Issues surrounding Trevor and his role as speaker of the House have been bubbling away for a while.
The background is a frankly toxic workplace that we know as Parliament. For decades it has not been a safe place for workers. There is too much concentrated power and too many egos present for a normal civilised workplace to exist.
Trevor Mallard knows this. He has made a concerted effort to change the tone of the place.
For instance he thinks it should be a family friendly place. New mothers ought to be able to look after their babies and continue to work if they want to.
He attempted to address the toxic nature of the place by calling for a report from External Consultant Debbie Francis. Her report was incendiary and for some it was cathartic. One person’s comment on the report, recorded at the beginning of the report, said this:
My hope from the Review is we actually do some things to change this place for the better. I hope it’s not just all talk. We can be better. We have to be better, for democracy’s sake.”
Francis’s primary conclusions were these:
While writing the report she received 14 allegations of sexual assault occurring in the precinct. Her report rightly recorded that these sorts of allegations tended to be underreported and the actual frequency of these sorts of incidents is normally higher.
After the report was released Trevor Mallard said that a staffer had been stood down and a “threat to the safety of women” had been removed. He also, unwisely, said there was a rapist on the premises when it appears that the allegation was one of sexual assault. And even though it appears he discovered this was an overstep he did not immediately walk the statement back.

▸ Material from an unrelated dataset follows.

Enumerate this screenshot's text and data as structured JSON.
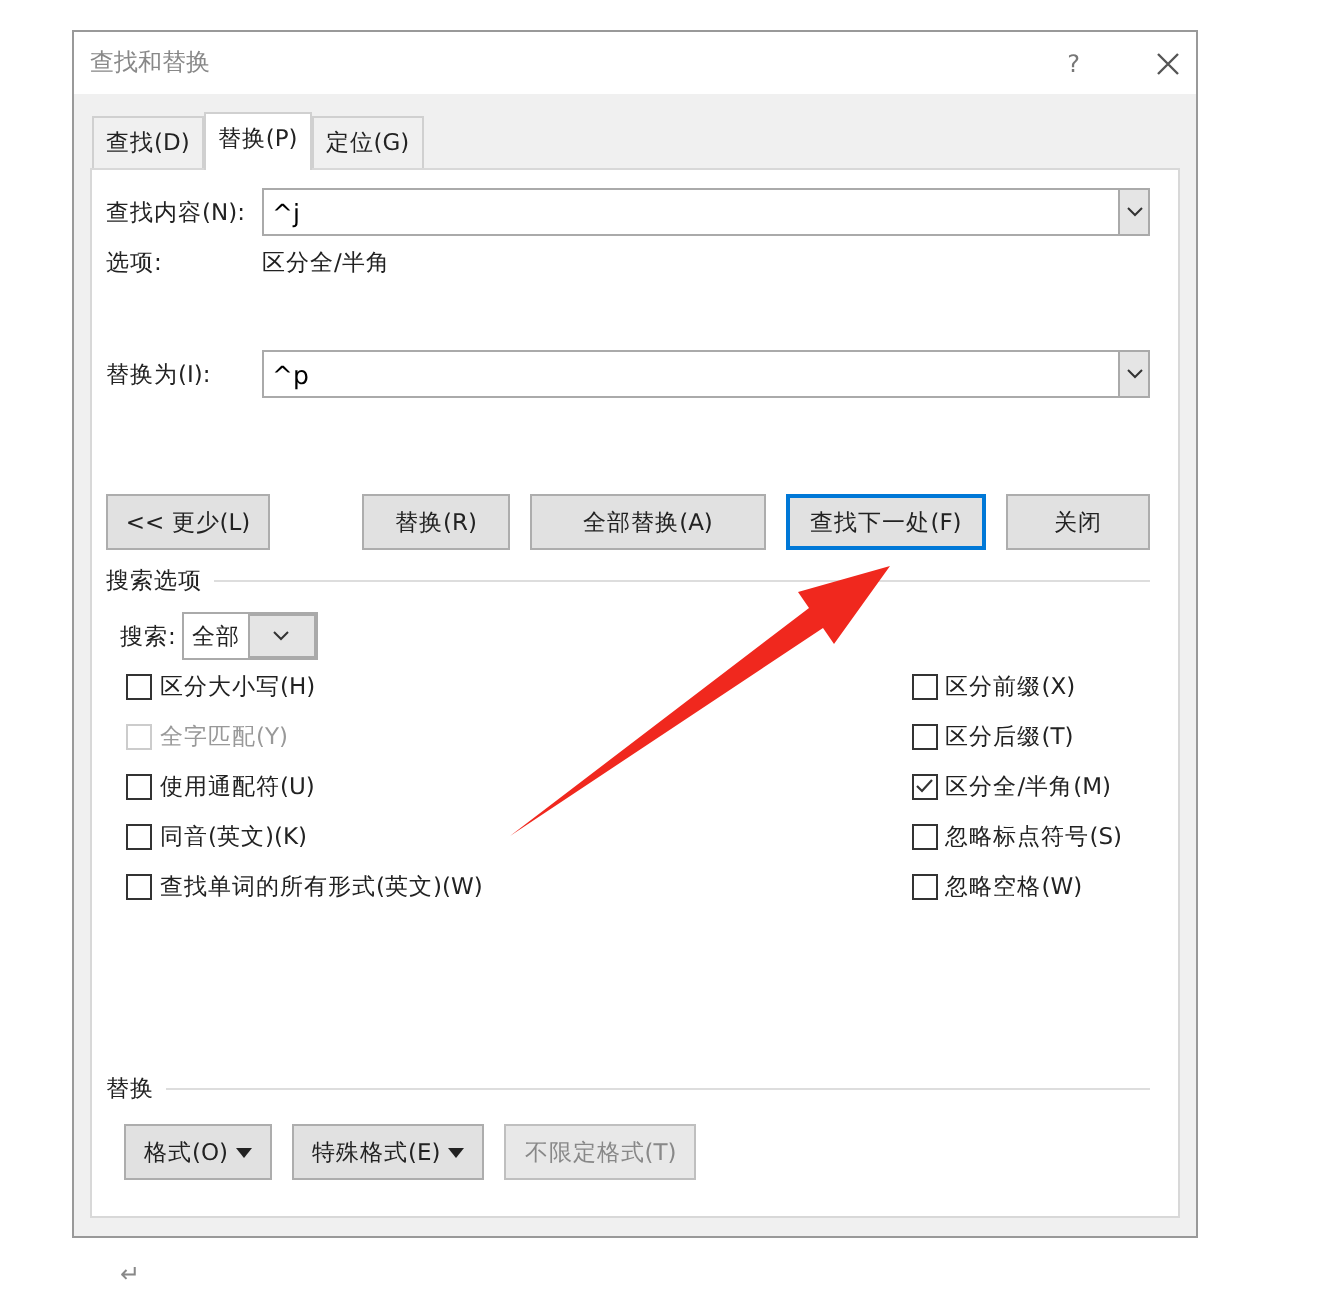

All sorts of legal action then took part.
Clearly Mallard overstepped the mark in calling the person a rapist. This brought back memories of Helen Clark describing John Yelash as a convicted murderer. She should have called him a convicted manslaughterer.
An ex gratia payment has been paid to the person.

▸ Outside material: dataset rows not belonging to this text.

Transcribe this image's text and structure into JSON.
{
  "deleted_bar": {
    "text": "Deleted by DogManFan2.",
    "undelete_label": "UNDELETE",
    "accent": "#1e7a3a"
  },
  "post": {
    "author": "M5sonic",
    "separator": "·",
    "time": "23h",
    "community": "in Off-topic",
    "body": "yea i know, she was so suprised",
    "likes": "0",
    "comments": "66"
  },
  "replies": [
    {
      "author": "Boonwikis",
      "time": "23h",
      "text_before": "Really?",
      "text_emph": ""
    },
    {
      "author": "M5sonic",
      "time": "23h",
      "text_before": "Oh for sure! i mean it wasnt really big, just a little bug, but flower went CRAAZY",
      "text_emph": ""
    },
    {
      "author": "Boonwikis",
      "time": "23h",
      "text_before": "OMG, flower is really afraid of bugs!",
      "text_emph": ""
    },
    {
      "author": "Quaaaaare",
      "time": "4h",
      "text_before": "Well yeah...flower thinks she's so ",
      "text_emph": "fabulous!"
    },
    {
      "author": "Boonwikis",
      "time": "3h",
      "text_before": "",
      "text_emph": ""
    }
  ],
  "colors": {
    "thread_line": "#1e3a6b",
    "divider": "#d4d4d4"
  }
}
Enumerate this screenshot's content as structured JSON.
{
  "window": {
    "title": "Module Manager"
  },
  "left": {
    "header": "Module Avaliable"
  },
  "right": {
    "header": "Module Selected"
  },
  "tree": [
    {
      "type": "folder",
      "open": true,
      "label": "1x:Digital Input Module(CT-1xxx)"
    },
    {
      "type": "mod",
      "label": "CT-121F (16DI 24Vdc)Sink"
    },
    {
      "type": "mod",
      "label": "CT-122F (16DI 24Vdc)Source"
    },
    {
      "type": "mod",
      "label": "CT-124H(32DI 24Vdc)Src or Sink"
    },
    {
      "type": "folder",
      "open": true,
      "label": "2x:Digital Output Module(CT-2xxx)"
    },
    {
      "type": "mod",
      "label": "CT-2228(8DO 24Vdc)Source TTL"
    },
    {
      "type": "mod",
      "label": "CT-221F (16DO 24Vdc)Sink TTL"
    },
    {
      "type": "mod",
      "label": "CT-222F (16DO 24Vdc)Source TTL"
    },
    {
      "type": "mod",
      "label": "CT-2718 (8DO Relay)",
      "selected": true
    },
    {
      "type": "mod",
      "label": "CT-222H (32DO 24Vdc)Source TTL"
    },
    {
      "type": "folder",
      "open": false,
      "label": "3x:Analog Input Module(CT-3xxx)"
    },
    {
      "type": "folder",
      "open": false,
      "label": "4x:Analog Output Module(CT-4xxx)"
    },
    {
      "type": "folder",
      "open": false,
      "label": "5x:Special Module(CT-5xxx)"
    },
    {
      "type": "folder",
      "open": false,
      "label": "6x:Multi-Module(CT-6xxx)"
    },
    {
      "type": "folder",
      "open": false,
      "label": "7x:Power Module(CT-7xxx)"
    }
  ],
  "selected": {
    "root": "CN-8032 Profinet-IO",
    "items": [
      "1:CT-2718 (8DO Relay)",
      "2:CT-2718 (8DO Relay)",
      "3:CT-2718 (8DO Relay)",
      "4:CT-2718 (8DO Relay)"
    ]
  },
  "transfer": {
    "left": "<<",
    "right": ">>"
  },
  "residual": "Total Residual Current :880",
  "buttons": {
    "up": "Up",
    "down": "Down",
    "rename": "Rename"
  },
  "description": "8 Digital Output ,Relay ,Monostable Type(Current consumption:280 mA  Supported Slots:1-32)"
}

National has gone to town on it and raised the matter regularly. They have required Trevor Mallard to appear before Parliament to answer questions, which he did. They have also continuously asserted that he should resign as speaker.
It is interesting they should choose to litigate a situation that is traditionally difficult. Who do you back? The guy who lost his job he complains because of a breach of natural justice or the woman who has complained that she has been sexually assaulted. Deft sympathetic steps are required in handling this sort of situation. I see no evidence of these steps being taken.
“The serious issue of alleged sexual assault and harassment at Parliament was poorly managed and inappropriately politicised last night. The tone of the debate did not reflect well on Parliament as a whole,” Ardern said in a statement on Wednesday.
“Any investigation of claims of sexual assault should be in a manner that takes a victim-centric approach. It also needs to include principles of natural justice for the person allegations are made against.
Ardern said she spoke with Mallard on Wednesday morning.
“He retains my overall confidence; however I have expressed serious concerns to him about the manner in which he conducted himself in the House last night,” Ardern said.
“It did not meet the standards I expect. Nor do I consider it to have met the needs of the victim in this situation. The Speaker acknowledges he did not meet his own standards either.”
Ardern also slammed the Opposition’s “inappropriate” behaviour.
“Issues of this serious nature should not be litigated in Parliament in such a manner. It was wrong. Parliament rightly needs to set standard for others to follow.”
Jacinda is right. Parliamentary privilege should be preserved for the most important of situations. Not a testosterone driven battle for supremacy between MPs.
Trevor has been working really hard to improve things. Parliament right now is a lot better place because of his efforts.
Please do not comment on the identity of any of the persons involved in the complaint.